Since excellence is idiosyncratic and cannot be learned by studying failure, we can never help another person succeed by holding her performance up against a prefabricated model of excellence, giving her feedback on where she misses the model, and telling her to plug the gaps.
If we continue to spend our time identifying failure as we see it and giving people feedback about how to avoid it, we’ll languish in the business of adequacy.
CONCLUSION How to give people feedback is one of the hottest topics in business today.

The orginal article.

Summary of “The beach nobody can touch”

About 50-60 blacktip reef sharks started visiting the bay early each morning.
The shallow waters are ideal for them and three of the female sharks chose Maya Bay to give birth to their babies.
“They are a symbol of nature, everyone gets it. Sixty sharks are worth protecting.”
So how long can this last? Authorities say they are committed to re-opening Maya Bay when they know what the true capacity of the beach is – that is how many people can sustainably visit on a daily basis.
“We have to admit that tourists who come to Krabi and Phi Phi islands all dream of going to Maya Bay or ‘The Beach’. Once they arrived and the short term closure was announced some of them cancelled the tours. They couldn’t go to the selling attraction,” said Ekawit Pinyotamanotai, president of the tourism council of Krabi.
Despite its iconic status, Maya Bay is just one small beach.
The damage to Thailand’s waters from rampant tourism is a much bigger problem.
Perhaps Maya Bay is a sign that Thailand is turning a page in its effort to preserve its natural resources.

The orginal article.

Summary of “Emotional Intelligence: The Social Skills You Weren’t Taught in School”

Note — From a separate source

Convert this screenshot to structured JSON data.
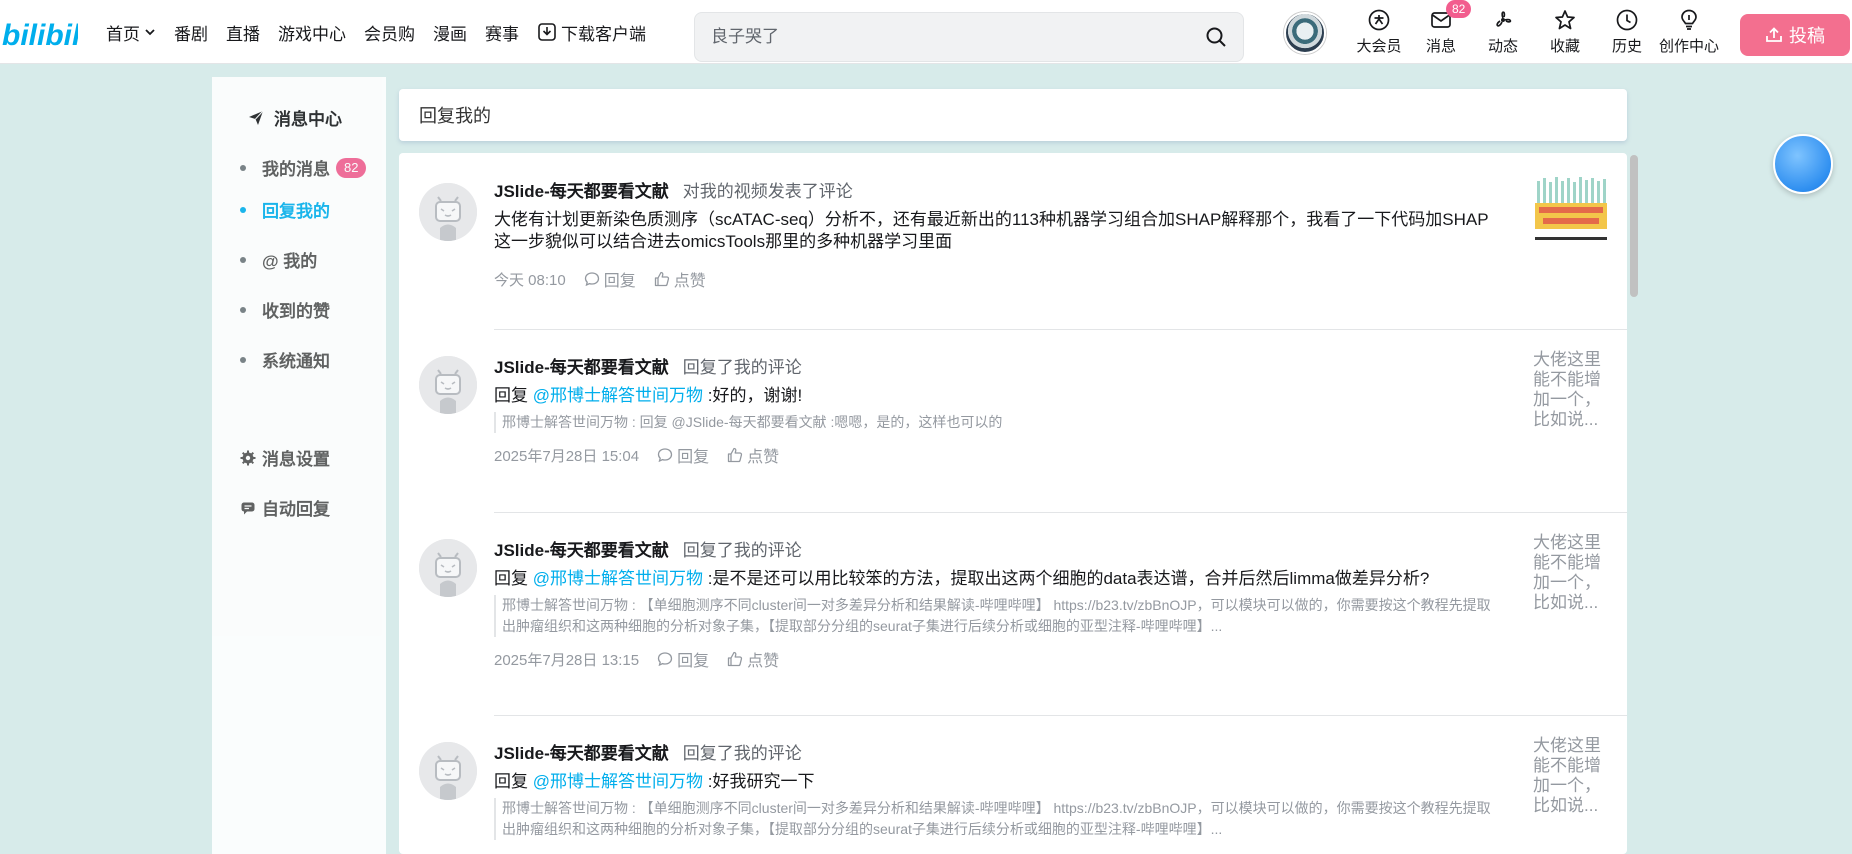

Most of us aren’t taught how to identify or deal with our own emotions, or the emotions of others.
Emotional intelligence is a shorthand that psychological researchers use to describe how well individuals can manage their own emotions and react to the emotions of others.
People who exhibit emotional intelligence have the less obvious skills necessary to get ahead in life, such as managing conflict resolution, reading and responding to the needs of others, and keeping their own emotions from overflowing and disrupting their lives.
Measuring emotional intelligence is relatively new in the field of psychology, only first being explored in the mid-80s. Several models are currently being developed, but for our purposes, we’ll examine what’s known as the “Mixed model,” developed by psychologist Daniel Goleman.
The order of these emotional competencies isn’t all that relevant, as we all learn many of these skills simultaneously as we grow.
Emotional intelligence isn’t an area that most people receive formal training in.
My struggle with depression taught me that some emotions persist long after the overflow.
Resolving conflict can be one of the best ways to learn how to apply your emotional skills.

The orginal article.